Immigrants wait to board a U.S. Border Patrol bus to be taken for processing after crossing the border from Mexico on May 19, 2022 in Yuma, Arizona

Immigrants wait to board a U.S. Border Patrol bus to be taken for processing after crossing the border from Mexico on May 19, 2022 in Yuma, Arizona

Immigrants wait to be processed by the U.S. Border Patrol after crossing the border from Mexico on May 19, 2022 in Yuma, Arizona

Immigrants wait to be processed by the U.S. Border Patrol after crossing the border from Mexico on May 19, 2022 in Yuma, Arizona

A U.S. Border Patrol agent hands bags for personal articles to immigrants, as they prepare to enter a Border Patrol vehicle to be taken for processing after crossing the border from Mexico, on May 19, 2022 in Yuma, Arizona

A U.S. Border Patrol agent hands bags for personal articles to immigrants, as they prepare to enter a Border Patrol vehicle to be taken for processing after crossing the border from Mexico, on May 19, 2022 in Yuma, Arizona

In April he released a 20-page memo detailing a six-part strategy to handle the onslaught of migrants after Title 42 ends, including expanding processing capacity, detaining, deporting and prosecuting more migrants and surging personnel and resources to the border. 

Mayorkas, in his 10th trip to the border this week, insisted that the nation’s perimeter will not be ‘open’ without Title 42. 

‘It is very important to note that while, of course, we are preparing for the end of Title 42 based on the Centers for Disease Control and Prevention’s decision that it will end on May 23, that does not mean that the border is open beginning May 23,’ Mayorkas insisted.

‘We continue to enforce the laws of this country,’ he added. ‘We continue to remove individuals who do not qualify for relief under the laws of this country.’

An immigrant father from Colombia holds his child after crossing the border from Mexico, as they await processing by the U.S. Border Patrol, on May 19, 2022 in Yuma, Arizona

An immigrant father from Colombia holds his child after crossing the border from Mexico, as they await processing by the U.S. Border Patrol, on May 19, 2022 in Yuma, Arizona

An immigrant mother from Cuba sits with her sons after crossing the border from Mexico, as they await processing by the U.S. Border Patrol, on May 19, 2022 in Yuma, Arizona

An immigrant mother from Cuba sits with her sons after crossing the border from Mexico, as they await processing by the U.S. Border Patrol, on May 19, 2022 in Yuma, Arizona

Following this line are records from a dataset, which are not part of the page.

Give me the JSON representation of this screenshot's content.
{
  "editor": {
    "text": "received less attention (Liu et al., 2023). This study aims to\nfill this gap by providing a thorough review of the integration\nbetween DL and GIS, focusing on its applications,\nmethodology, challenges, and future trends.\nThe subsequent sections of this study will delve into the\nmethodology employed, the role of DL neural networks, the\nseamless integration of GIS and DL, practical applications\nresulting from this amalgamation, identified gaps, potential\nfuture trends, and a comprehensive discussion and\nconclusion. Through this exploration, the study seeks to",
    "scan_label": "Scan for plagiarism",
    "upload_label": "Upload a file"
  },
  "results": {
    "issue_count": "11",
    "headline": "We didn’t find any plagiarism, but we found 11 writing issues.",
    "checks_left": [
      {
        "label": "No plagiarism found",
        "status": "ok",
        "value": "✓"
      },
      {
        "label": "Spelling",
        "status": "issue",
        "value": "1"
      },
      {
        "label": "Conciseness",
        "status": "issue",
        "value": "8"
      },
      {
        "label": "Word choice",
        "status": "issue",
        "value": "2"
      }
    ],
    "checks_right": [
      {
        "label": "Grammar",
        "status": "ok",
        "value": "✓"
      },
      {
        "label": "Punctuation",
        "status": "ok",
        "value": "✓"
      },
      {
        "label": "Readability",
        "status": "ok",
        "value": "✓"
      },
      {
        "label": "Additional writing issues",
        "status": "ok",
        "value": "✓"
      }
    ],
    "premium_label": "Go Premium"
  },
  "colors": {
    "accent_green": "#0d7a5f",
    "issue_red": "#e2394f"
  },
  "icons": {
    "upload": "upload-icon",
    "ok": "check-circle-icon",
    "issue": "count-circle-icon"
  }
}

Last month’s 234,088 encounters were a 5.8 percent increase from the month prior where encounters reached 221,303. The March figure was the highest since July 2021 when encounters were at 213,593.

The last few months have seen massive spikes as migrants head to the U.S. border in preparation for the end of Title 42, which is a pandemic-era policy that allows for instant expulsions without the immigration agencies hearing asylum claims in the midst of a public health emergency.

By Lois C